And talking of the Philippines, the Washington Post has this interesting feature on a body found shackled in a river in Manila and the story of why most drug-related murders are never investigated in the city.
“Rights groups estimate at least 20,000 killings and drug-related deaths since 2016 around the country. That is a rate well below some of the world’s most dangerous places in Latin America and the United States. But it is among the highest in Southeast Asia.”
From Singapore, our Chief Editor, Kirsten Han, has this news:
After lots of rumours swirling about a general election being called early this year, we’re suddenly not so sure… Heng Swee Keat, Singapore’s Finance Minister, delivered the Budget this week and some commentators say that it might not actually be an election Budget, since the government can stand to spend a lot more. So we’ve now gone from growing certainty to widespread speculation again.
It’s incredible annoying because we’re really just quibbling over a date that the PAP will get to set, and everyone will have to scramble around. In an effort to pre-empt this, the Singapore Democratic Party has announced that they’re kicking off their campaign already, but not before some grief about the venue of their campaign launch.
Indonesia is still wrapped up in election season and will be for some time to come it seems.
Last week saw presidential hopeful Prabowo Subianto heading to my hometown of Medan in North Sumatra to try and woo Chinese-Indonesian voters.

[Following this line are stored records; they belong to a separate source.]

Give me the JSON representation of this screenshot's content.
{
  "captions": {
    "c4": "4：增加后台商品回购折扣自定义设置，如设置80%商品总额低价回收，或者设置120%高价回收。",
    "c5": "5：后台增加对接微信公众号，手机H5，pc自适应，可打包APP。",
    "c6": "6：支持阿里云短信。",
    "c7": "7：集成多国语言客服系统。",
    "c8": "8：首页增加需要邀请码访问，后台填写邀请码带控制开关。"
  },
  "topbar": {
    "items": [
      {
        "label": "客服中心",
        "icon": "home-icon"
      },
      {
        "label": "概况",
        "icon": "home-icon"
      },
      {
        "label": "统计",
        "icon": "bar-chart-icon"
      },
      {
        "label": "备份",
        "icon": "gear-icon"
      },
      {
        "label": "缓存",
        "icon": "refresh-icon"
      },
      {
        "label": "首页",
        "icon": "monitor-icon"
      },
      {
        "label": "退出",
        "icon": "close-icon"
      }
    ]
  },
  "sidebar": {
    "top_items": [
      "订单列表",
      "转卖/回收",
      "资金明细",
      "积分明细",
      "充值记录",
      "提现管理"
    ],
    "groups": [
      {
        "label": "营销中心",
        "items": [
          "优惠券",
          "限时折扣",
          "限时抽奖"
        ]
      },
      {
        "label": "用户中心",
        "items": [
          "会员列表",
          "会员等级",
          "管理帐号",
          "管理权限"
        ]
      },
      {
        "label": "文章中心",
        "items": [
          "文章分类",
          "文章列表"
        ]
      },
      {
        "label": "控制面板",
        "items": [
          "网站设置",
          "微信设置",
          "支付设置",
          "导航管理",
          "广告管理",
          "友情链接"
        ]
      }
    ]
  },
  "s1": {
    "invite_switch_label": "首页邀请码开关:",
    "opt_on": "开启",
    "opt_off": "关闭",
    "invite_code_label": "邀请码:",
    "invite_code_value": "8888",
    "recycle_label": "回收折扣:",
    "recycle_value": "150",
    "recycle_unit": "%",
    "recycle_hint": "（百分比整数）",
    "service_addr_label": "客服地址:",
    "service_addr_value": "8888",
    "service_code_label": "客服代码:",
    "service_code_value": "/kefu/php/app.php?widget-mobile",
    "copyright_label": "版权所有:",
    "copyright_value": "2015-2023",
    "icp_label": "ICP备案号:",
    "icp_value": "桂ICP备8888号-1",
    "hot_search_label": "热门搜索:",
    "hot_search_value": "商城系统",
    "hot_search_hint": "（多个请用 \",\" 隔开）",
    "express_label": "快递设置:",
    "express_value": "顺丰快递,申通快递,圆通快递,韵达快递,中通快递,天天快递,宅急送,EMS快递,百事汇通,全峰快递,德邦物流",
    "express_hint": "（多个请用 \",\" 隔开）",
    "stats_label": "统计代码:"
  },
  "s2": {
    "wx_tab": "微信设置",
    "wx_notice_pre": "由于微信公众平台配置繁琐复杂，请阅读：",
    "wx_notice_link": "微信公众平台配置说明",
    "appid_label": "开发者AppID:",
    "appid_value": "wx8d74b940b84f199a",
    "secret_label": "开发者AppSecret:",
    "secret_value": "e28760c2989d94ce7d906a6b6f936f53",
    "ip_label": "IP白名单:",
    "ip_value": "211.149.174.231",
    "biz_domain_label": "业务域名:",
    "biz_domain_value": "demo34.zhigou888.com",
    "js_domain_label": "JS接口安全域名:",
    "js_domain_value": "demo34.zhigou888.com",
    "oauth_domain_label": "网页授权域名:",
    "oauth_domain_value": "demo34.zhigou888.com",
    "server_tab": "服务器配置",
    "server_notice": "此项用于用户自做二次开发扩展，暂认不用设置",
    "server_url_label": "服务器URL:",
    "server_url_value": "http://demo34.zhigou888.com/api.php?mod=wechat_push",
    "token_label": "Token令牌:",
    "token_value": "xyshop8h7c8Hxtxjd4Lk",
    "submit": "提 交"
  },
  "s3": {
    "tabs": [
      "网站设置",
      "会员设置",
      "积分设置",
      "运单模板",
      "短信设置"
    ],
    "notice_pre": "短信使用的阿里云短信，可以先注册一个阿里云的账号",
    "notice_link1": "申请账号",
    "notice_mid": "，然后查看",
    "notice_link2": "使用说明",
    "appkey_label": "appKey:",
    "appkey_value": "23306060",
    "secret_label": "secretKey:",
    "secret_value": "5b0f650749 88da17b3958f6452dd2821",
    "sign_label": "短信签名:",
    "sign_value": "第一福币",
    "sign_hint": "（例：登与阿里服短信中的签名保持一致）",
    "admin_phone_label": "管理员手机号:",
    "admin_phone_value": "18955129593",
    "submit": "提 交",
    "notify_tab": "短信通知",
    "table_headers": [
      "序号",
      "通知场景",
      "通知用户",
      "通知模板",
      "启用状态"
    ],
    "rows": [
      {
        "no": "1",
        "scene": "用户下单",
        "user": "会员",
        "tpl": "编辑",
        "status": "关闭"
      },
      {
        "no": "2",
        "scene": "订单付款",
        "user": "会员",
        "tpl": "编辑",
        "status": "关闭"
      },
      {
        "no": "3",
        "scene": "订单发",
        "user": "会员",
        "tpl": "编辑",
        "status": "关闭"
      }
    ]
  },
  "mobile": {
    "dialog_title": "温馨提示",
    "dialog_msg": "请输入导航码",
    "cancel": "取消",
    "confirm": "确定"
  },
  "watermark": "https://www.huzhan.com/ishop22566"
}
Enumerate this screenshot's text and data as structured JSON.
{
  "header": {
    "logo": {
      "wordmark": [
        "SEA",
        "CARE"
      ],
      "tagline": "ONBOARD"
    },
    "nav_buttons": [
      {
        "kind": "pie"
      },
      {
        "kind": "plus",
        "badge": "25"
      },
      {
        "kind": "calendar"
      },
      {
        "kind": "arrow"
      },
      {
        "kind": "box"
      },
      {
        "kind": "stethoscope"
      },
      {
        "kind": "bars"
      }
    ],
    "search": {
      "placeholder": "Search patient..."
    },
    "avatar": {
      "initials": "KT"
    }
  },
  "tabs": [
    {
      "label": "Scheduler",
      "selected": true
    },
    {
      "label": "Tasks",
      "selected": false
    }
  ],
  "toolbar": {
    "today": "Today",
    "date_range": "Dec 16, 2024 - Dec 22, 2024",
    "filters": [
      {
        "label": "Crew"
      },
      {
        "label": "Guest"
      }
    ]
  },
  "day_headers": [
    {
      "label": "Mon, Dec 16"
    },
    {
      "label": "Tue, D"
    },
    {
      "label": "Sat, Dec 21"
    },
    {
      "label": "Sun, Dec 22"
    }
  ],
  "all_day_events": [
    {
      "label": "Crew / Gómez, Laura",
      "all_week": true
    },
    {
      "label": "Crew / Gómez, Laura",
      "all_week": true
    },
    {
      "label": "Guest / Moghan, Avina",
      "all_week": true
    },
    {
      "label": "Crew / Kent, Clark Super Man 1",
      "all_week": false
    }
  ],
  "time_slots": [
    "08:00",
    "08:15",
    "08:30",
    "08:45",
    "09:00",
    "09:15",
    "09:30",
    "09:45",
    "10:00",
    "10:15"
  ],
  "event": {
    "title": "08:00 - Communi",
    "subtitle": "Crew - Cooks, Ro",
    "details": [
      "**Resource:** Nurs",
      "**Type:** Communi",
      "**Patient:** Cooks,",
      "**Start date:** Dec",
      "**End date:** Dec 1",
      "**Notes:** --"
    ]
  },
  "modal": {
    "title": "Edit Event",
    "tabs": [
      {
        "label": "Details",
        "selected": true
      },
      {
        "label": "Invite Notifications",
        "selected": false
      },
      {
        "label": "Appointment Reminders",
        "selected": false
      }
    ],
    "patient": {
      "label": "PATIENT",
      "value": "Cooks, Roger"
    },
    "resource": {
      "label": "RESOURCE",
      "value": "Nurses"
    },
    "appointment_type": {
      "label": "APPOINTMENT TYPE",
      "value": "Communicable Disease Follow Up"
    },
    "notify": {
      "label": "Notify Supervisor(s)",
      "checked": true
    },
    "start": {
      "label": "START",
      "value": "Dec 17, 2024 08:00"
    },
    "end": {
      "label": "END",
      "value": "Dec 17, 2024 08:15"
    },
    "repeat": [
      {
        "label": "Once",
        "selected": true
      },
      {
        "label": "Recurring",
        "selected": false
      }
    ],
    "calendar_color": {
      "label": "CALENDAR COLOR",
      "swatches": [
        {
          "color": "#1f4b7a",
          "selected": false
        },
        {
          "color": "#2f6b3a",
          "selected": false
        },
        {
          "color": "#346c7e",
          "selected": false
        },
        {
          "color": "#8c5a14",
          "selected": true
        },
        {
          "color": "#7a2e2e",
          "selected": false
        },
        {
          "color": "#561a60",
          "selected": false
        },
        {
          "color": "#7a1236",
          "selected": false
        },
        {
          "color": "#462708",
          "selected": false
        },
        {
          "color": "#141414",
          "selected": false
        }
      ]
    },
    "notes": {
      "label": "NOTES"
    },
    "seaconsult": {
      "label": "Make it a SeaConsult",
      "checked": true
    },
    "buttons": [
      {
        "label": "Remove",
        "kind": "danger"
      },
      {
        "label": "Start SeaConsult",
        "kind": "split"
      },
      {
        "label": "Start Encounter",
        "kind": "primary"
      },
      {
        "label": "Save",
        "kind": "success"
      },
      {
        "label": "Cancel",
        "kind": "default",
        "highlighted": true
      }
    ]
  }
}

It would seem a pretty smart move, although not necessarily one that will pay off, but one thing it does do is provide an example of how Prabowo is often incorrectly painted as being anti-Chinese. In reality, he’s as pragmatic as they come, so if this means sweet talking Chinese-Indonesian business owners in Medan then he’s all over it.
More Prabowo-related news comes in the form of this piece about how Prabowo invited the former head of NATO, Wesley Kanne Clark, to his home to deliver a lecture. It’s an interesting situation, as there’s talk of whether Clark was paid for this engagement, and why he would think it a good idea to attend such an event. Conspiracy theories also abound as to whether this was orchestrated by Washington as a way of showing support for Prabowo’s presidential bid, although this seems a step too far in my opinion and Clark is retired from duty so can speak wherever he wants.
Still, I expect there will be more questions asked about this speaking engagement in the coming week…
And that’s a wrap on this week in Southeast Asia! If you have a tip on a news story you would like to see featured in Akan Datang, then send it to us via firstname.lastname@example.org !
See you next week!